The Land Rover Defender is a major target for thieves who can break them up within hours of getting their hands on them, say insurers.
The UK’s leading rural insurer is urging farmers and other Land Rover Defender owners to take action to safeguard their iconic vehicles against clued-up thieves.
NFU Mutual is urging Defender owners to adopt a combination of traditional and technological security measures as claims data from the insurer shows that Defender theft cost £2.4 million in 2022.
Though a very slight drop from 2021, when following a lockdown lull Defender theft cost a total of £2.6 million, the claims data reveals that organised thieves continue to target the countryside icons. Indications from this year’s claims data suggest that the cost of Defender theft is set to increase again in 2023.
As well as stealing vehicles, NFU Mutual frequently receives reports that Land Rover Defenders are being stripped for their valuable parts.
Police and NFU Mutual experts working on recovery have traced vehicles as far afield as Africa and Eastern Europe, and found several ‘chop shops’ – fields full of half-dismantled Defenders who’s parts are being sold on the illicit market.
With the enduring appeal of the vehicles to thieves showing no signs of wavering, NFU Mutual is sharing advice on how Defender owners can protect their iconic cars.
Andrew Chalk, car insurance specialist at NFU Mutual, said, “We’ve been insuring Defenders since they first rolled onto British farms, and sadly we’ve seen a significant spike in thefts in recent years, with opportunistic thieves, joyriders and organised criminal gangs all targeting the iconic vehicles.
“Defenders have wide and enduring appeal, both as a trusty workhorse and an icon of British motoring, making them coveted collectors’ pieces. Unfortunately, this also means that their value and the value of their parts remains high, making them a repeat target for thieves after whole vehicles or individual parts.
“We want to help owners defend their Defenders by sharing practical device on how to safeguard their treasured vehicle.
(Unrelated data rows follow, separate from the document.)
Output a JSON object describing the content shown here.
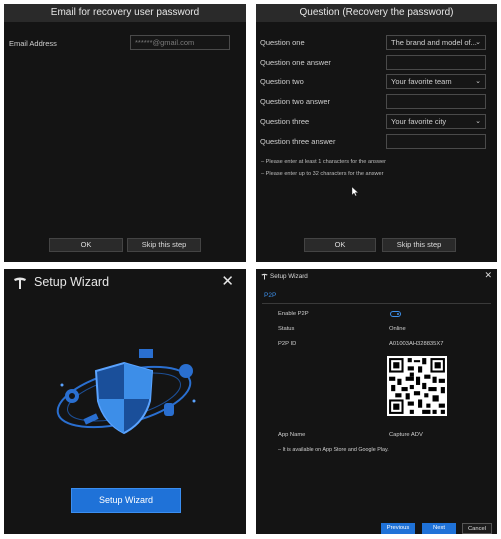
{
  "email_dialog": {
    "title": "Email for recovery user password",
    "email_label": "Email Address",
    "email_value": "******@gmail.com",
    "ok_label": "OK",
    "skip_label": "Skip this step"
  },
  "question_dialog": {
    "title": "Question (Recovery the password)",
    "rows": [
      {
        "label": "Question one",
        "value": "The brand and model of..."
      },
      {
        "label": "Question one answer",
        "value": ""
      },
      {
        "label": "Question two",
        "value": "Your favorite team"
      },
      {
        "label": "Question two answer",
        "value": ""
      },
      {
        "label": "Question three",
        "value": "Your favorite city"
      },
      {
        "label": "Question three answer",
        "value": ""
      }
    ],
    "hint_min": "– Please enter at least 1 characters for the answer",
    "hint_max": "– Please enter up to 32 characters for the answer",
    "ok_label": "OK",
    "skip_label": "Skip this step"
  },
  "setup_wizard": {
    "title": "Setup Wizard",
    "close_glyph": "✕",
    "button_label": "Setup Wizard"
  },
  "p2p_wizard": {
    "title": "Setup Wizard",
    "close_glyph": "✕",
    "tab_label": "P2P",
    "enable_label": "Enable P2P",
    "enable_on": true,
    "status_label": "Status",
    "status_value": "Online",
    "p2p_id_label": "P2P ID",
    "p2p_id_value": "A01003AH328835X7",
    "app_name_label": "App Name",
    "app_name_value": "Capture ADV",
    "note": "– It is available on App Store and Google Play.",
    "previous_label": "Previous",
    "next_label": "Next",
    "cancel_label": "Cancel"
  },
  "colors": {
    "accent": "#1f72d8",
    "panel_bg": "#141414",
    "title_bar": "#2a2a2a"
  }
}
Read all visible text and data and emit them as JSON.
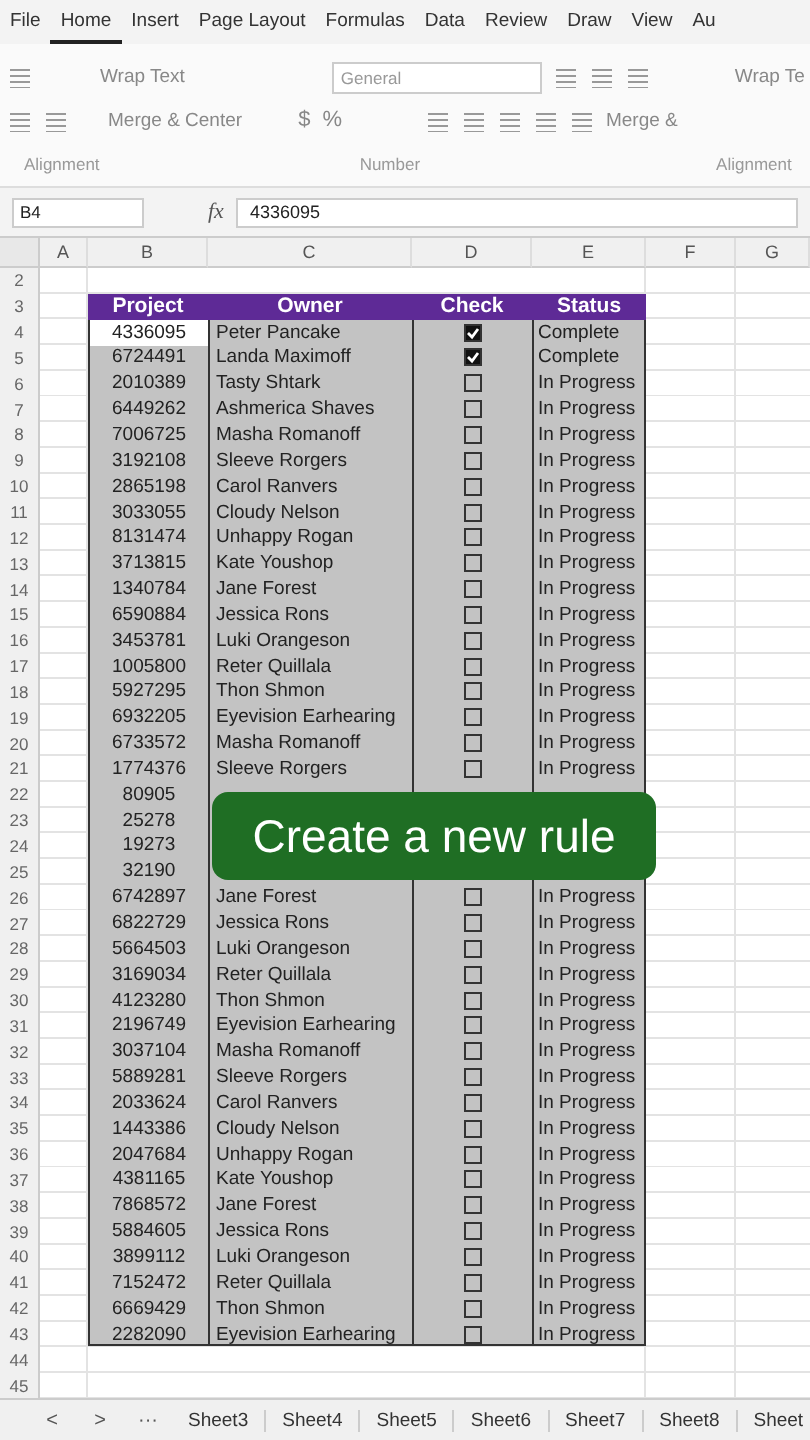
{
  "menu_tabs": [
    {
      "label": "File",
      "selected": false
    },
    {
      "label": "Home",
      "selected": true
    },
    {
      "label": "Insert",
      "selected": false
    },
    {
      "label": "Page Layout",
      "selected": false
    },
    {
      "label": "Formulas",
      "selected": false
    },
    {
      "label": "Data",
      "selected": false
    },
    {
      "label": "Review",
      "selected": false
    },
    {
      "label": "Draw",
      "selected": false
    },
    {
      "label": "View",
      "selected": false
    },
    {
      "label": "Au",
      "selected": false
    }
  ],
  "ribbon": {
    "wrap_text": "Wrap Text",
    "merge_center": "Merge & Center",
    "number_format": "General",
    "currency": "$",
    "percent": "%",
    "wrap_text_cut": "Wrap Te",
    "merge_cut": "Merge &",
    "groups": [
      "Alignment",
      "Number",
      "Alignment"
    ]
  },
  "formula_bar": {
    "name_box": "B4",
    "fx": "fx",
    "value": "4336095"
  },
  "columns": [
    "A",
    "B",
    "C",
    "D",
    "E",
    "F",
    "G"
  ],
  "row_numbers": [
    "2",
    "3",
    "4",
    "5",
    "6",
    "7",
    "8",
    "9",
    "10",
    "11",
    "12",
    "13",
    "14",
    "15",
    "16",
    "17",
    "18",
    "19",
    "20",
    "21",
    "22",
    "23",
    "24",
    "25",
    "26",
    "27",
    "28",
    "29",
    "30",
    "31",
    "32",
    "33",
    "34",
    "35",
    "36",
    "37",
    "38",
    "39",
    "40",
    "41",
    "42",
    "43",
    "44",
    "45"
  ],
  "table": {
    "headers": [
      "Project",
      "Owner",
      "Check",
      "Status"
    ],
    "rows": [
      {
        "project": "4336095",
        "owner": "Peter Pancake",
        "checked": true,
        "status": "Complete",
        "active": true
      },
      {
        "project": "6724491",
        "owner": "Landa Maximoff",
        "checked": true,
        "status": "Complete",
        "active": false
      },
      {
        "project": "2010389",
        "owner": "Tasty Shtark",
        "checked": false,
        "status": "In Progress",
        "active": false
      },
      {
        "project": "6449262",
        "owner": "Ashmerica Shaves",
        "checked": false,
        "status": "In Progress",
        "active": false
      },
      {
        "project": "7006725",
        "owner": "Masha Romanoff",
        "checked": false,
        "status": "In Progress",
        "active": false
      },
      {
        "project": "3192108",
        "owner": "Sleeve Rorgers",
        "checked": false,
        "status": "In Progress",
        "active": false
      },
      {
        "project": "2865198",
        "owner": "Carol Ranvers",
        "checked": false,
        "status": "In Progress",
        "active": false
      },
      {
        "project": "3033055",
        "owner": "Cloudy Nelson",
        "checked": false,
        "status": "In Progress",
        "active": false
      },
      {
        "project": "8131474",
        "owner": "Unhappy Rogan",
        "checked": false,
        "status": "In Progress",
        "active": false
      },
      {
        "project": "3713815",
        "owner": "Kate Youshop",
        "checked": false,
        "status": "In Progress",
        "active": false
      },
      {
        "project": "1340784",
        "owner": "Jane Forest",
        "checked": false,
        "status": "In Progress",
        "active": false
      },
      {
        "project": "6590884",
        "owner": "Jessica Rons",
        "checked": false,
        "status": "In Progress",
        "active": false
      },
      {
        "project": "3453781",
        "owner": "Luki Orangeson",
        "checked": false,
        "status": "In Progress",
        "active": false
      },
      {
        "project": "1005800",
        "owner": "Reter Quillala",
        "checked": false,
        "status": "In Progress",
        "active": false
      },
      {
        "project": "5927295",
        "owner": "Thon Shmon",
        "checked": false,
        "status": "In Progress",
        "active": false
      },
      {
        "project": "6932205",
        "owner": "Eyevision Earhearing",
        "checked": false,
        "status": "In Progress",
        "active": false
      },
      {
        "project": "6733572",
        "owner": "Masha Romanoff",
        "checked": false,
        "status": "In Progress",
        "active": false
      },
      {
        "project": "1774376",
        "owner": "Sleeve Rorgers",
        "checked": false,
        "status": "In Progress",
        "active": false
      },
      {
        "project": "80905",
        "active": false
      },
      {
        "project": "25278",
        "active": false
      },
      {
        "project": "19273",
        "active": false
      },
      {
        "project": "32190",
        "active": false
      },
      {
        "project": "6742897",
        "owner": "Jane Forest",
        "checked": false,
        "status": "In Progress",
        "active": false
      },
      {
        "project": "6822729",
        "owner": "Jessica Rons",
        "checked": false,
        "status": "In Progress",
        "active": false
      },
      {
        "project": "5664503",
        "owner": "Luki Orangeson",
        "checked": false,
        "status": "In Progress",
        "active": false
      },
      {
        "project": "3169034",
        "owner": "Reter Quillala",
        "checked": false,
        "status": "In Progress",
        "active": false
      },
      {
        "project": "4123280",
        "owner": "Thon Shmon",
        "checked": false,
        "status": "In Progress",
        "active": false
      },
      {
        "project": "2196749",
        "owner": "Eyevision Earhearing",
        "checked": false,
        "status": "In Progress",
        "active": false
      },
      {
        "project": "3037104",
        "owner": "Masha Romanoff",
        "checked": false,
        "status": "In Progress",
        "active": false
      },
      {
        "project": "5889281",
        "owner": "Sleeve Rorgers",
        "checked": false,
        "status": "In Progress",
        "active": false
      },
      {
        "project": "2033624",
        "owner": "Carol Ranvers",
        "checked": false,
        "status": "In Progress",
        "active": false
      },
      {
        "project": "1443386",
        "owner": "Cloudy Nelson",
        "checked": false,
        "status": "In Progress",
        "active": false
      },
      {
        "project": "2047684",
        "owner": "Unhappy Rogan",
        "checked": false,
        "status": "In Progress",
        "active": false
      },
      {
        "project": "4381165",
        "owner": "Kate Youshop",
        "checked": false,
        "status": "In Progress",
        "active": false
      },
      {
        "project": "7868572",
        "owner": "Jane Forest",
        "checked": false,
        "status": "In Progress",
        "active": false
      },
      {
        "project": "5884605",
        "owner": "Jessica Rons",
        "checked": false,
        "status": "In Progress",
        "active": false
      },
      {
        "project": "3899112",
        "owner": "Luki Orangeson",
        "checked": false,
        "status": "In Progress",
        "active": false
      },
      {
        "project": "7152472",
        "owner": "Reter Quillala",
        "checked": false,
        "status": "In Progress",
        "active": false
      },
      {
        "project": "6669429",
        "owner": "Thon Shmon",
        "checked": false,
        "status": "In Progress",
        "active": false
      },
      {
        "project": "2282090",
        "owner": "Eyevision Earhearing",
        "checked": false,
        "status": "In Progress",
        "active": false
      }
    ]
  },
  "caption": "Create a new rule",
  "sheet_nav": [
    "<",
    ">",
    "···"
  ],
  "sheet_tabs": [
    "Sheet3",
    "Sheet4",
    "Sheet5",
    "Sheet6",
    "Sheet7",
    "Sheet8",
    "Sheet"
  ]
}
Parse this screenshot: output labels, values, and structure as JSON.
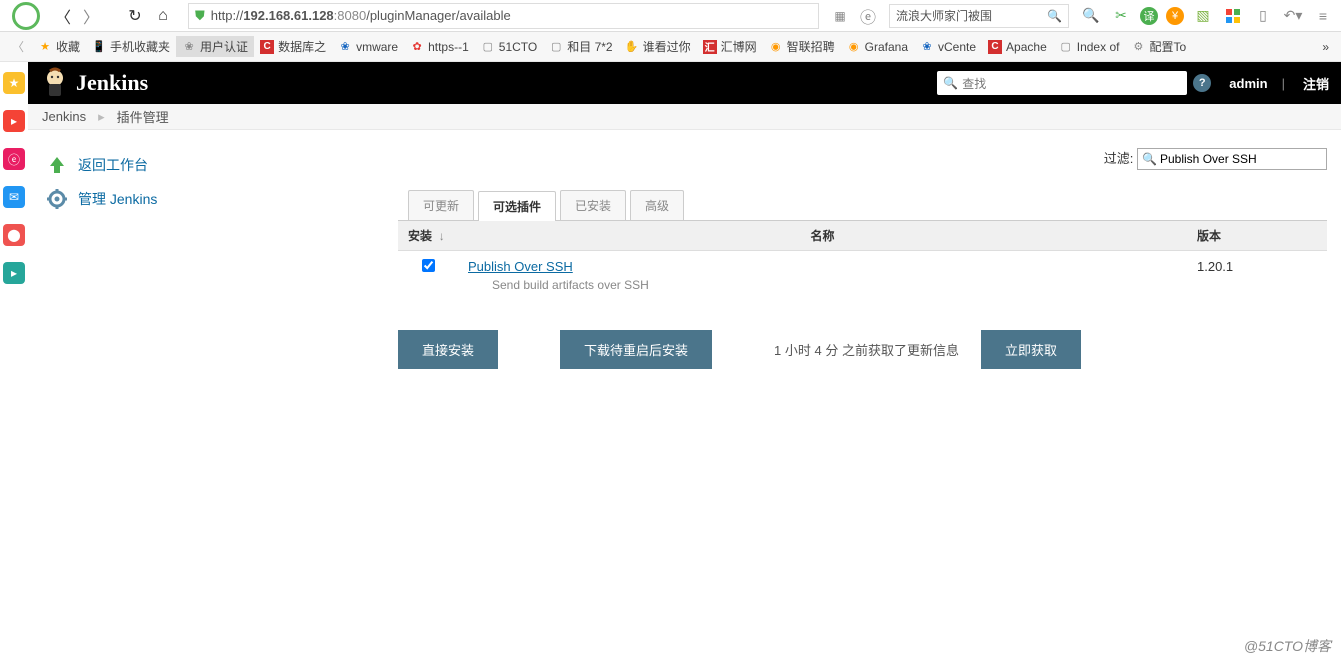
{
  "browser": {
    "url_prefix": "http://",
    "url_host": "192.168.61.128",
    "url_port": ":8080",
    "url_path": "/pluginManager/available",
    "search_text": "流浪大师家门被围"
  },
  "bookmarks": [
    {
      "label": "收藏",
      "icon": "star",
      "color": "#ffa500"
    },
    {
      "label": "手机收藏夹",
      "icon": "phone",
      "color": "#4caf50"
    },
    {
      "label": "用户认证",
      "icon": "paw",
      "color": "#888",
      "active": true
    },
    {
      "label": "数据库之",
      "icon": "C",
      "color": "#d32f2f"
    },
    {
      "label": "vmware",
      "icon": "paw",
      "color": "#1565c0"
    },
    {
      "label": "https--1",
      "icon": "flower",
      "color": "#e53935"
    },
    {
      "label": "51CTO",
      "icon": "page",
      "color": "#888"
    },
    {
      "label": "和目 7*2",
      "icon": "page",
      "color": "#888"
    },
    {
      "label": "谁看过你",
      "icon": "hand",
      "color": "#ff7043"
    },
    {
      "label": "汇博网",
      "icon": "汇",
      "color": "#d32f2f"
    },
    {
      "label": "智联招聘",
      "icon": "bulb",
      "color": "#ff9800"
    },
    {
      "label": "Grafana",
      "icon": "swirl",
      "color": "#ff9800"
    },
    {
      "label": "vCente",
      "icon": "paw",
      "color": "#1565c0"
    },
    {
      "label": "Apache",
      "icon": "C",
      "color": "#d32f2f"
    },
    {
      "label": "Index of",
      "icon": "page",
      "color": "#888"
    },
    {
      "label": "配置To",
      "icon": "gears",
      "color": "#888"
    }
  ],
  "jenkins": {
    "brand": "Jenkins",
    "search_placeholder": "查找",
    "user": "admin",
    "logout": "注销"
  },
  "breadcrumbs": [
    "Jenkins",
    "插件管理"
  ],
  "sidebar": {
    "back": "返回工作台",
    "manage": "管理 Jenkins"
  },
  "filter": {
    "label": "过滤:",
    "value": "Publish Over SSH"
  },
  "tabs": [
    "可更新",
    "可选插件",
    "已安装",
    "高级"
  ],
  "active_tab": 1,
  "table": {
    "headers": {
      "install": "安装",
      "sort": "↓",
      "name": "名称",
      "version": "版本"
    },
    "rows": [
      {
        "checked": true,
        "name": "Publish Over SSH",
        "desc": "Send build artifacts over SSH",
        "version": "1.20.1"
      }
    ]
  },
  "buttons": {
    "direct": "直接安装",
    "download": "下载待重启后安装",
    "check_now": "立即获取"
  },
  "status": "1 小时 4 分 之前获取了更新信息",
  "watermark": "@51CTO博客"
}
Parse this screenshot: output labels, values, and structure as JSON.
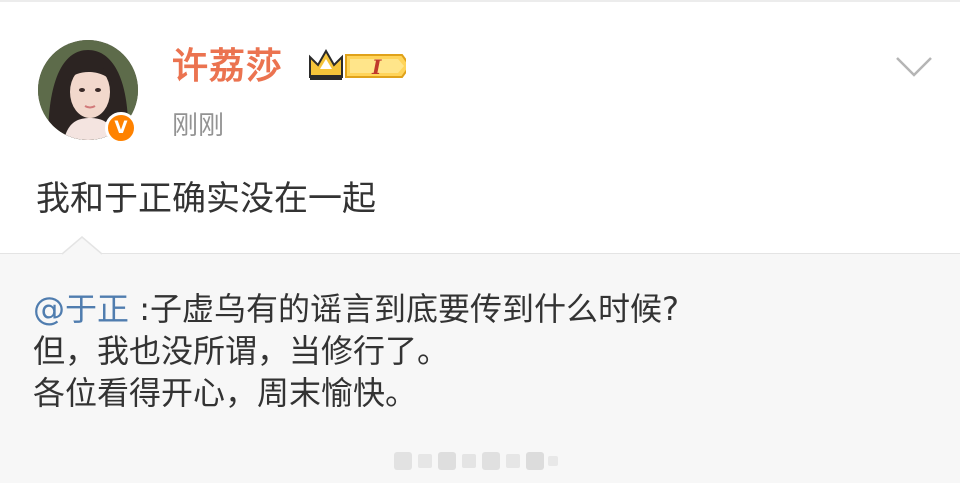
{
  "post": {
    "author": "许荔莎",
    "vip_level": "I",
    "time": "刚刚",
    "text": "我和于正确实没在一起",
    "verified_mark": "V"
  },
  "repost": {
    "mention": "@于正",
    "separator": " :",
    "lines": [
      "子虚乌有的谣言到底要传到什么时候?",
      "但，我也没所谓，当修行了。",
      "各位看得开心，周末愉快。"
    ]
  },
  "icons": {
    "avatar": "profile-photo",
    "verified": "orange-verified-badge-icon",
    "vip": "crown-vip-badge-icon",
    "menu": "chevron-down-icon"
  },
  "colors": {
    "username": "#eb7350",
    "mention": "#507daf",
    "verified": "#ff8200",
    "repost_bg": "#f7f7f7"
  }
}
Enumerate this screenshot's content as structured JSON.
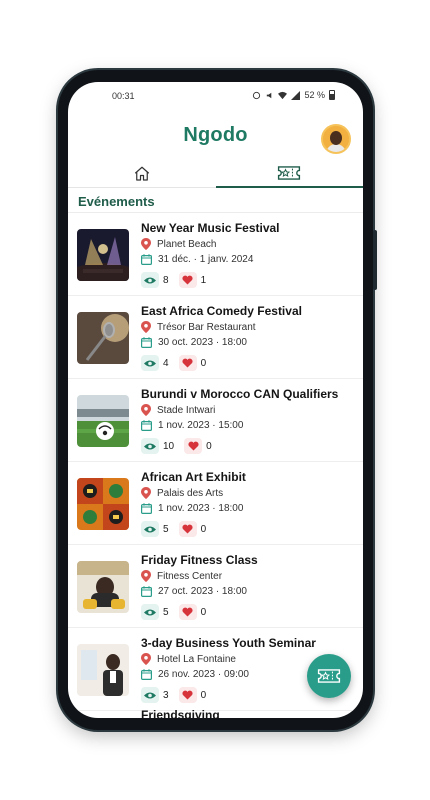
{
  "status_bar": {
    "time": "00:31",
    "battery": "52 %"
  },
  "app": {
    "logo": "Ngodo"
  },
  "tabs": [
    {
      "name": "home",
      "icon": "home-icon"
    },
    {
      "name": "events",
      "icon": "ticket-icon"
    }
  ],
  "section": {
    "title": "Evénements"
  },
  "events": [
    {
      "title": "New Year Music Festival",
      "place": "Planet Beach",
      "date": "31 déc. · 1 janv. 2024",
      "views": "8",
      "likes": "1"
    },
    {
      "title": "East Africa Comedy Festival",
      "place": "Trésor Bar Restaurant",
      "date": "30 oct. 2023 · 18:00",
      "views": "4",
      "likes": "0"
    },
    {
      "title": "Burundi v Morocco CAN Qualifiers",
      "place": "Stade Intwari",
      "date": "1 nov. 2023 · 15:00",
      "views": "10",
      "likes": "0"
    },
    {
      "title": "African Art Exhibit",
      "place": "Palais des Arts",
      "date": "1 nov. 2023 · 18:00",
      "views": "5",
      "likes": "0"
    },
    {
      "title": "Friday Fitness Class",
      "place": "Fitness Center",
      "date": "27 oct. 2023 · 18:00",
      "views": "5",
      "likes": "0"
    },
    {
      "title": "3-day Business Youth Seminar",
      "place": "Hotel La Fontaine",
      "date": "26 nov. 2023 · 09:00",
      "views": "3",
      "likes": "0"
    }
  ],
  "partial_event": {
    "title": "Friendsgiving"
  },
  "colors": {
    "brand": "#1f7a63",
    "accent": "#2a9d8a",
    "pin": "#d9534f",
    "heart": "#d6333b"
  }
}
NFU Mutual also works with the National Rural Crime Unit to help track down thieves and trace stolen vehicles, returning them to their owners where possible. But we know prevention is best wherever possible, so we urge farmers and other Defender owners to take our advice below.”
NFU Mutual has also partnered with Scorpion Track to offer customers discounts of over 50% on sophisticated tracking and anti-theft devices for their vehicles.
DC Chris Piggott of the National Construction and Agri Thefts Team, which sits within the National Rural Crime Unit of the police, added, “Part of the charm of classic Defender is also what makes them vulnerable to theft, as they are not fitted with modern security systems – and their charm also drives up their value, making them an attractive target for thieves.
“In fact, since production was stopped on the classic Defender model, their parts have quadrupled in value.
“It is therefore worth doing all you can to fortify your vehicle, using a combination of measures such as immobilisers and tracking devices as well as traditional methods like pedal and steering wheel locks.
“Sadly, it’s not uncommon to find vehicles which have been stripped for parts in situ, or very nearby, but again, slowing thieves down can effectively stop them and good site security can go a long way to protecting your Defender.”